Element data from apps and pages ->
|---|

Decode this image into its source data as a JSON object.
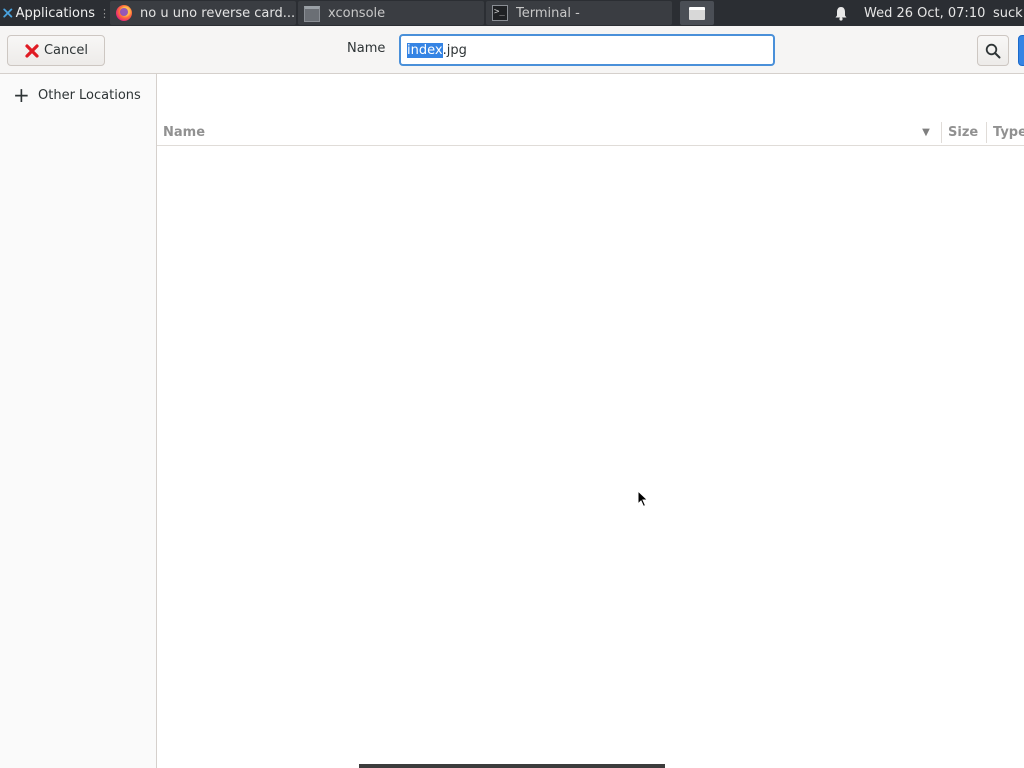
{
  "taskbar": {
    "apps_label": "Applications",
    "apps_sep": "⋮",
    "tasks": [
      {
        "title": "no u uno reverse card...",
        "icon": "firefox-icon"
      },
      {
        "title": "xconsole",
        "icon": "window-icon"
      },
      {
        "title": "Terminal -",
        "icon": "terminal-icon"
      }
    ],
    "clock": "Wed 26 Oct, 07:10",
    "user": "suck"
  },
  "dialog": {
    "cancel_label": "Cancel",
    "name_label": "Name",
    "filename_selected": "index",
    "filename_rest": ".jpg"
  },
  "sidebar": {
    "items": [
      {
        "label": "Other Locations",
        "icon": "plus-icon"
      }
    ]
  },
  "file_list": {
    "columns": [
      "Name",
      "Size",
      "Type"
    ],
    "rows": []
  },
  "colors": {
    "accent": "#3584e4",
    "panel_bg": "#2b2e33",
    "header_bg": "#f6f5f4",
    "cancel_icon": "#e01b24"
  }
}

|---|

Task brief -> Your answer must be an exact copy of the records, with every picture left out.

Response to this task ->
Decode this image into its source data as a JSON object.
{
  "taskbar": {
    "apps_label": "Applications",
    "apps_sep": "⋮",
    "tasks": [
      {
        "title": "no u uno reverse card...",
        "icon": "firefox-icon"
      },
      {
        "title": "xconsole",
        "icon": "window-icon"
      },
      {
        "title": "Terminal -",
        "icon": "terminal-icon"
      }
    ],
    "clock": "Wed 26 Oct, 07:10",
    "user": "suck"
  },
  "dialog": {
    "cancel_label": "Cancel",
    "name_label": "Name",
    "filename_selected": "index",
    "filename_rest": ".jpg"
  },
  "sidebar": {
    "items": [
      {
        "label": "Other Locations",
        "icon": "plus-icon"
      }
    ]
  },
  "file_list": {
    "columns": [
      "Name",
      "Size",
      "Type"
    ],
    "rows": []
  },
  "colors": {
    "accent": "#3584e4",
    "panel_bg": "#2b2e33",
    "header_bg": "#f6f5f4",
    "cancel_icon": "#e01b24"
  }
}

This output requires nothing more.